LHT: The problem of alcohol abuse and alcoholism in the Soviet Union was one that was very severe and highly entrenched in its society. At the beginning, contacts were initiated by the USSR by individuals who were well aware of NIAAA's position in the field in the United States. However, because responsibility for USSR's alcohol work was (apparently) situated organizationally in the psychiatric department and clinics, there was a great reluctance by the United States to respond to the overtures of these individuals because of the alleged misuse of psychiatry. The Serbski Institute was presumably at the center of this misuse and that was where, organizationally, the Soviet alcohol work was located initially. I say ‘work’, because at that time I don’t think that a program really existed—but that, of course, was what they wanted to develop and NIAAA was seen important toward that end.
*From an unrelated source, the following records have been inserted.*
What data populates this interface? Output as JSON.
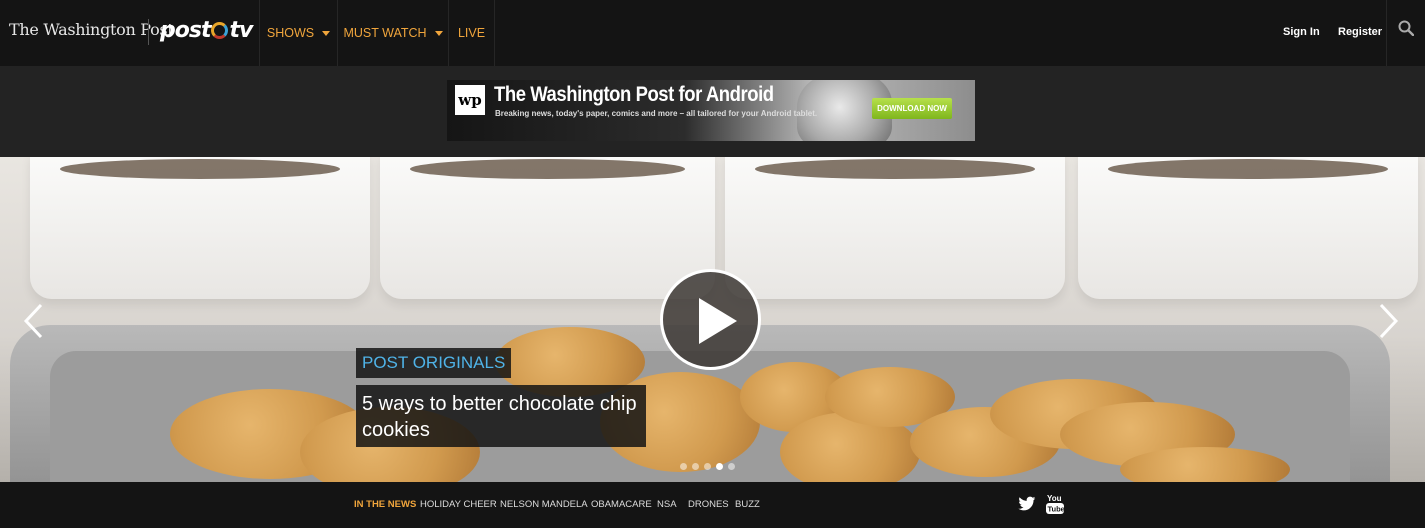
{
  "header": {
    "masthead": "The Washington Post",
    "brand_post": "post",
    "brand_tv": "tv",
    "nav": [
      {
        "label": "SHOWS",
        "dropdown": true
      },
      {
        "label": "MUST WATCH",
        "dropdown": true
      },
      {
        "label": "LIVE",
        "dropdown": false
      }
    ],
    "sign_in": "Sign In",
    "register": "Register",
    "search_icon": "search-icon"
  },
  "ad": {
    "logo": "wp",
    "title": "The Washington Post for Android",
    "subtitle": "Breaking news, today's paper, comics and more – all tailored for your Android tablet.",
    "cta": "DOWNLOAD NOW"
  },
  "hero": {
    "category": "POST ORIGINALS",
    "headline": "5 ways to better chocolate chip cookies",
    "slide_count": 5,
    "active_slide": 4
  },
  "footer": {
    "in_the_news": "IN THE NEWS",
    "links": [
      "HOLIDAY CHEER",
      "NELSON MANDELA",
      "OBAMACARE",
      "NSA",
      "DRONES",
      "BUZZ"
    ],
    "social": [
      "twitter-icon",
      "youtube-icon"
    ]
  },
  "colors": {
    "accent": "#f0a53c",
    "category_blue": "#4fb3e8",
    "topbar": "#141414",
    "adband": "#232323"
  }
}
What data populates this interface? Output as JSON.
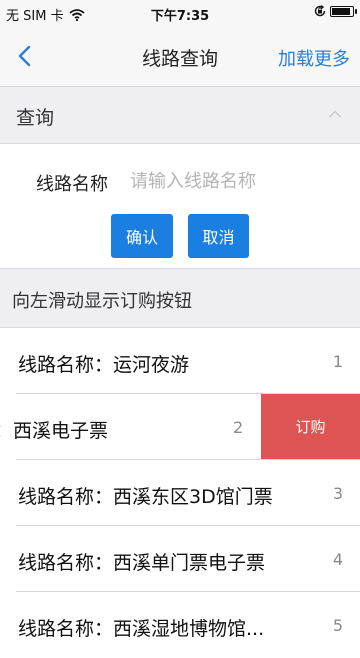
{
  "status_bar": {
    "carrier": "无 SIM 卡",
    "time": "下午7:35"
  },
  "nav": {
    "title": "线路查询",
    "more_label": "加载更多",
    "back_icon": "chevron-left-icon",
    "accent_color": "#2a7fd4"
  },
  "query": {
    "section_title": "查询",
    "field_label": "线路名称",
    "field_placeholder": "请输入线路名称",
    "field_value": "",
    "confirm_label": "确认",
    "cancel_label": "取消",
    "button_color": "#1a7fe0"
  },
  "hint": "向左滑动显示订购按钮",
  "routes": {
    "order_label": "订购",
    "order_color": "#de5453",
    "items": [
      {
        "name": "线路名称：运河夜游",
        "index": "1"
      },
      {
        "name": "：西溪电子票",
        "index": "2"
      },
      {
        "name": "线路名称：西溪东区3D馆门票",
        "index": "3"
      },
      {
        "name": "线路名称：西溪单门票电子票",
        "index": "4"
      },
      {
        "name": "线路名称：西溪湿地博物馆...",
        "index": "5"
      }
    ]
  }
}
From the NIAAA perspective, the possibility of developing collaboration with the Russians was seen as a way of accessing the potentially rich but mostly unknown body of work being conducted in the USSR in the alcohol field. Initial correspondence with the Soviets was slow and deliberate, even though the political climate in the Gorbachev era was most favorable. I cannot go into the various aspects of this, but it became clear that time was needed to develop a program with the Soviets and the likelihood of this happening would be considerably strengthened if they moved their apparently nascent alcohol effort out of the Serbski Institute. During these early times, in addition to the carefully written correspondence, I had the opportunity of meeting one of the key Russian individuals at a WHO-related meeting in Edinburgh. Although our conversation was limited due to our mutual language difficulties and the fact that I could say very little officially, it became apparent that this was a very positive beginning. Over time we would eventually work together as colleagues and personally became good friends. He and I were the principals behind the eventual bilateral agreement that became the official basis for the collaboration that was developed. This happened, of course, after the first exchange meeting in Moscow between the NIAAA Director, key staff/individuals, and the Russian Director and key individuals.

The evolvement of the bilateral collaborative program of work with the Russians has been well documented, but I would just like to say that it was for me, personally, one of the greatest challenges of my career and one of the most rewarding.
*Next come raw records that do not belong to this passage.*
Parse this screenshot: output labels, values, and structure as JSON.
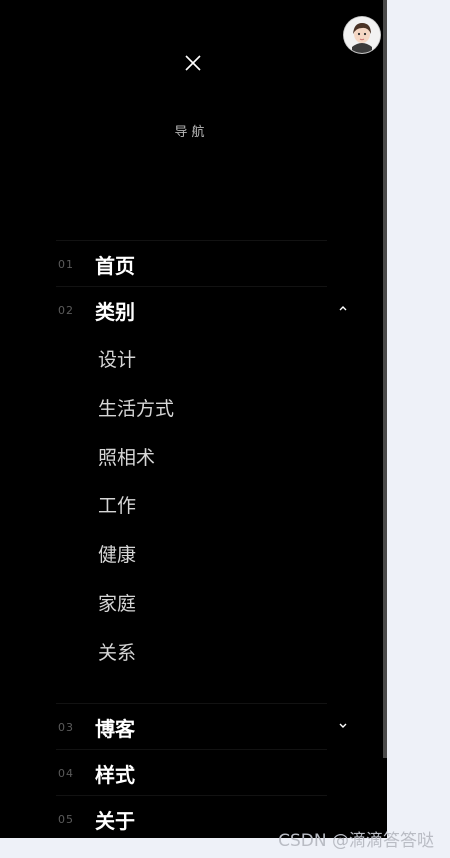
{
  "drawer": {
    "heading": "导航",
    "close_icon": "close-icon",
    "avatar_icon": "avatar"
  },
  "nav": {
    "items": [
      {
        "num": "01",
        "label": "首页"
      },
      {
        "num": "02",
        "label": "类别",
        "expanded": true,
        "chevron": "chevron-up-icon"
      },
      {
        "num": "03",
        "label": "博客",
        "expanded": false,
        "chevron": "chevron-down-icon"
      },
      {
        "num": "04",
        "label": "样式"
      },
      {
        "num": "05",
        "label": "关于"
      }
    ],
    "category_submenu": [
      "设计",
      "生活方式",
      "照相术",
      "工作",
      "健康",
      "家庭",
      "关系"
    ]
  },
  "watermark": "CSDN @滴滴答答哒",
  "colors": {
    "drawer_bg": "#000000",
    "page_bg": "#eef1f8",
    "primary_text": "#ffffff",
    "sub_text": "#d6d6d6",
    "muted_text": "#5b5b5b"
  }
}
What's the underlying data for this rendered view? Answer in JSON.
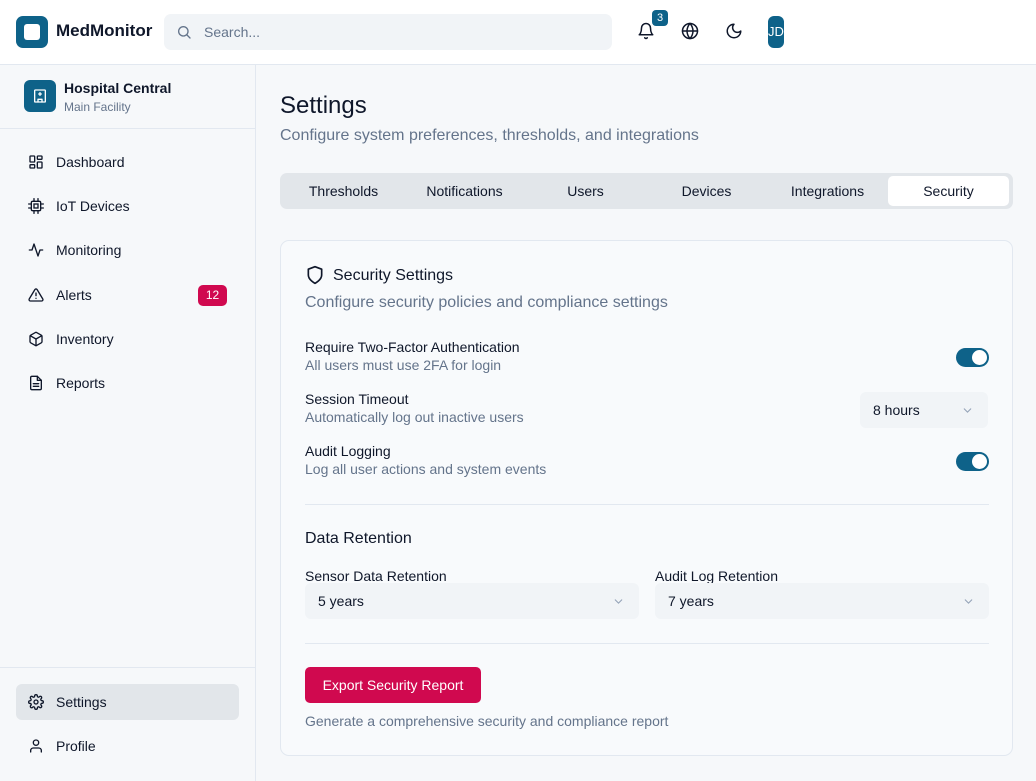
{
  "header": {
    "app_name": "MedMonitor",
    "search_placeholder": "Search...",
    "notification_count": "3",
    "avatar_initials": "JD"
  },
  "sidebar": {
    "facility_name": "Hospital Central",
    "facility_sub": "Main Facility",
    "items": [
      {
        "label": "Dashboard",
        "icon": "dashboard-icon"
      },
      {
        "label": "IoT Devices",
        "icon": "chip-icon"
      },
      {
        "label": "Monitoring",
        "icon": "activity-icon"
      },
      {
        "label": "Alerts",
        "icon": "alert-triangle-icon",
        "badge": "12"
      },
      {
        "label": "Inventory",
        "icon": "package-icon"
      },
      {
        "label": "Reports",
        "icon": "file-text-icon"
      }
    ],
    "bottom_items": [
      {
        "label": "Settings",
        "icon": "gear-icon",
        "active": true
      },
      {
        "label": "Profile",
        "icon": "user-icon"
      }
    ]
  },
  "main": {
    "title": "Settings",
    "subtitle": "Configure system preferences, thresholds, and integrations",
    "tabs": [
      {
        "label": "Thresholds"
      },
      {
        "label": "Notifications"
      },
      {
        "label": "Users"
      },
      {
        "label": "Devices"
      },
      {
        "label": "Integrations"
      },
      {
        "label": "Security",
        "active": true
      }
    ],
    "security": {
      "title": "Security Settings",
      "subtitle": "Configure security policies and compliance settings",
      "two_factor": {
        "label": "Require Two-Factor Authentication",
        "desc": "All users must use 2FA for login",
        "enabled": true
      },
      "session_timeout": {
        "label": "Session Timeout",
        "desc": "Automatically log out inactive users",
        "value": "8 hours"
      },
      "audit_logging": {
        "label": "Audit Logging",
        "desc": "Log all user actions and system events",
        "enabled": true
      },
      "data_retention": {
        "title": "Data Retention",
        "sensor_label": "Sensor Data Retention",
        "sensor_value": "5 years",
        "audit_label": "Audit Log Retention",
        "audit_value": "7 years"
      },
      "export_button": "Export Security Report",
      "export_desc": "Generate a comprehensive security and compliance report"
    }
  },
  "colors": {
    "primary": "#0e6289",
    "danger": "#d0094f",
    "muted_text": "#64748b"
  }
}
‘the bilateral collaborative program of work with the Russians . . . was for me, personally, one of the greatest challenges of my career and one of the most rewarding’.
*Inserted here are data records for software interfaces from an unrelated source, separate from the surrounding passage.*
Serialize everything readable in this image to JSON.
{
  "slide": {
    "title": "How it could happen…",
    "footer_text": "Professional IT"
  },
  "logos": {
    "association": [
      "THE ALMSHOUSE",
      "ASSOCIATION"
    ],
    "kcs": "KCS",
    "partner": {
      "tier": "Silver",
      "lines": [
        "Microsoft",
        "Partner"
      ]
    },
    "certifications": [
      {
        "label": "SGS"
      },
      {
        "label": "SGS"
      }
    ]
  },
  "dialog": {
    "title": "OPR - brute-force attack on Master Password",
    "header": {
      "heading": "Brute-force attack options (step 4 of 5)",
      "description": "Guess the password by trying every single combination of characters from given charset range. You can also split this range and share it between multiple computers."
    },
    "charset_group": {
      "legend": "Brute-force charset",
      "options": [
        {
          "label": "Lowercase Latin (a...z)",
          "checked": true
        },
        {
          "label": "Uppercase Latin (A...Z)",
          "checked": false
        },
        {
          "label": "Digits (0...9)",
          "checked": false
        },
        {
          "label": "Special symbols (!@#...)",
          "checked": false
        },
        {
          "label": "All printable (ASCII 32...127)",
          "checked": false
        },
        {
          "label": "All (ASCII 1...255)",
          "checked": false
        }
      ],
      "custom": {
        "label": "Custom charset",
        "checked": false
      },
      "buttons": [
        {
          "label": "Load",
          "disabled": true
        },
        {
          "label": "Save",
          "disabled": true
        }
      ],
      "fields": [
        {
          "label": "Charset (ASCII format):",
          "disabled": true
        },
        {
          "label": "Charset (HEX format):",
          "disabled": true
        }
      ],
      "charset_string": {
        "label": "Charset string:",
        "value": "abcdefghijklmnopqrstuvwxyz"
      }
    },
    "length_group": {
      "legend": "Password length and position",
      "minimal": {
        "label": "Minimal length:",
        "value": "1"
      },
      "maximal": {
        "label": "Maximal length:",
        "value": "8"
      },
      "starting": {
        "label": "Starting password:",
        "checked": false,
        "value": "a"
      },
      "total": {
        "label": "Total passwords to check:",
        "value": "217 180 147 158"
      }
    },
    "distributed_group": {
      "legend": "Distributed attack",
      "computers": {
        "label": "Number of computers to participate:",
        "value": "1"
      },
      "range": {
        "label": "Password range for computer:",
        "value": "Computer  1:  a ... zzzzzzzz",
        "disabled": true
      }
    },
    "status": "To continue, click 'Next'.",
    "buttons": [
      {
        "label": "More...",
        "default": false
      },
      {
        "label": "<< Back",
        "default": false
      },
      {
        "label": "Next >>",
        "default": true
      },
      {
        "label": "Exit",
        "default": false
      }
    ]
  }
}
A: During this period, it seems like the bi-lateral agreements and collaboration among US and Russian scientists had a political as well as a scientific agenda. Which was more important?

LHT: In my view, the scientific agenda was always the more important but satisfying the political agenda seemed to be the best way of developing the scientific agenda. Maybe ‘best way’ is too strong—but, at least one of the ways of building the scientific base.


A: If you could do it over again, what would you do differently in the international and policy arena?

LHT: I am not really sure that I would do anything differently, given the constraints and the rules that had to be followed. Actually, I was able to do more than might otherwise have been possible because I generally had the support of Institute Directors or was able to gain it over time. Personally, I found it most rewarding not only to manage the Institute's international program but to also participate in the collaborative research that was done with WHO and with some of the bilateral projects. In my opinion, when I left NIAAA at the end of March 1995, the International Affairs Program was strong and had contributed significantly to the field of international alcohol research. I am proud that just following my departure, I was the recipient of an NIH Director's Award. Not wanting to be boastful and feeling considerable humility in saying this here, the award read: ‘For leadership shaping the direction and scientific content of the Institute's international program, enhancing the international image and credibility of research on alcohol related problems.’